Tracy K. Smith, a 2019 Anisfield-Wolf Book Awards winner for poetry, joins The Asterisk* to discuss what it means to belong, letters to Abraham Lincoln and her return to Harvard as a professor.
Smith received the 2012 Pulitzer Prize in poetry for her third book of poems, “Life on Mars.” She also served two terms as the Poet Laureate of the United States, from 2017-19. She grew up in Northern California as the youngest of five children. The family called her “Kitten.” A 1993 winner of the Cave Canem prize, she earned a bachelor’s from Harvard University and a Master of Fine Arts in creative writing from Columbia University.
In “Wade in the Water,” her AWBA-winning fourth volume of poetry, the 52 poems speak to learning to ride a bike, the poisoning of the Ohio River and the testimonies of Black soldiers in the Civil War.
“Tracy K. Smith is a poet of astonishing gifts, never more brilliantly displayed than in ‘Wade in the Water,’” said A-W juror Joyce Carol Oates. “She explores, or rather eviscerates, our willful self-deceptions about race, history, the nature of ‘enslavement;’ her poems are sharp edged as knife blades, swift, deft, fleeting, and profound, yet suffused with sympathy, like an impersonal and abiding love.”
Smith help create “The Slowdown” podcast before turning the reins over to Ada Limón in the fall of 2021. Later that year, she sat down with The Asterisk* after giving the fall convocation at Case Western Reserve University.

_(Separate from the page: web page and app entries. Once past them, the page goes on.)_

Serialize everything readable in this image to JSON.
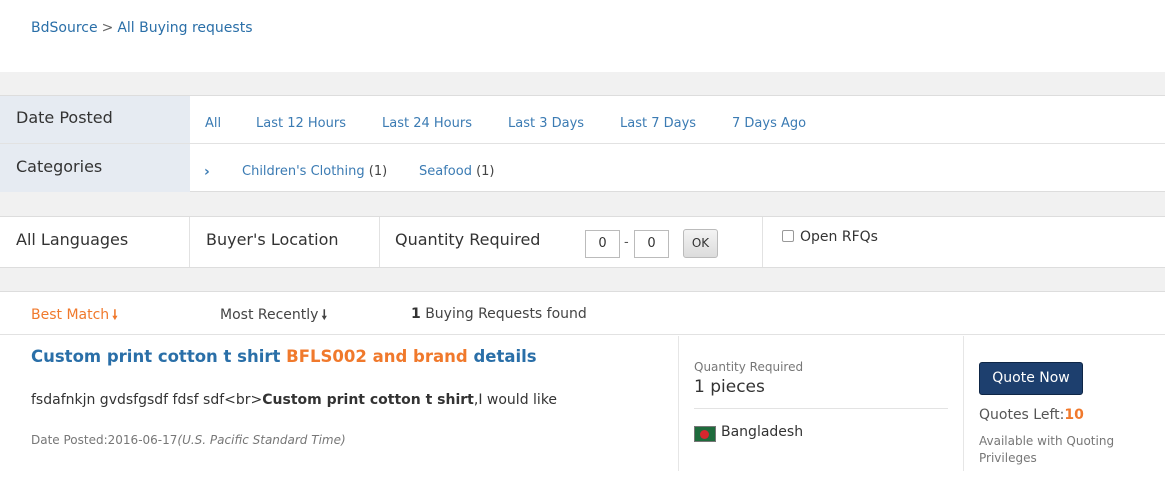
{
  "breadcrumb": {
    "home": "BdSource",
    "separator": ">",
    "current": "All Buying requests"
  },
  "filters": {
    "date_label": "Date Posted",
    "date_options": [
      "All",
      "Last 12 Hours",
      "Last 24 Hours",
      "Last 3 Days",
      "Last 7 Days",
      "7 Days Ago"
    ],
    "categories_label": "Categories",
    "categories": [
      {
        "name": "Children's Clothing",
        "count": "(1)"
      },
      {
        "name": "Seafood",
        "count": "(1)"
      }
    ]
  },
  "bar2": {
    "languages": "All Languages",
    "location": "Buyer's Location",
    "quantity_label": "Quantity Required",
    "qty_min": "0",
    "qty_max": "0",
    "dash": "-",
    "ok": "OK",
    "open_rfqs": "Open RFQs"
  },
  "sort": {
    "best": "Best Match",
    "recent": "Most Recently",
    "found_count": "1",
    "found_text": "Buying Requests found"
  },
  "item": {
    "title_part1": "Custom print cotton t shirt",
    "title_part2": "BFLS002 and brand",
    "title_part3": "details",
    "desc_prefix": "fsdafnkjn gvdsfgsdf fdsf sdf<br>",
    "desc_bold": "Custom print cotton t shirt",
    "desc_suffix": ",I would like",
    "date_label": "Date Posted:",
    "date_value": "2016-06-17",
    "date_tz": "(U.S. Pacific Standard Time)",
    "qty_label": "Quantity Required",
    "qty_value": "1 pieces",
    "country": "Bangladesh",
    "quote_button": "Quote Now",
    "quotes_left_label": "Quotes Left:",
    "quotes_left_value": "10",
    "availability": "Available with Quoting Privileges"
  },
  "colors": {
    "link": "#2a6fa8",
    "accent": "#f0792c",
    "quote_button": "#1d3f6e"
  }
}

“Many of us the world over have returned – or turned – to [James] Baldwin in the last year and a half, and it’s wild to me that where he left off as a writer, as a thinker, is exactly where we are right now. He speaks so much about love. … But he also talks about that really difficult love when he’s writing to his nephew. You don’t need to seek to be accepted by whites, but you’re gonna have to accept them. And part of that is loving them as you love a younger brother. You’re going to need to guide, to recognize his feelings. This is the work that America doesn’t want to do. But this is the work that many of us who are willing, maybe need to accept and do in different ways. This is the loving work of tending to someone that is deceived.”— Tracy K. Smith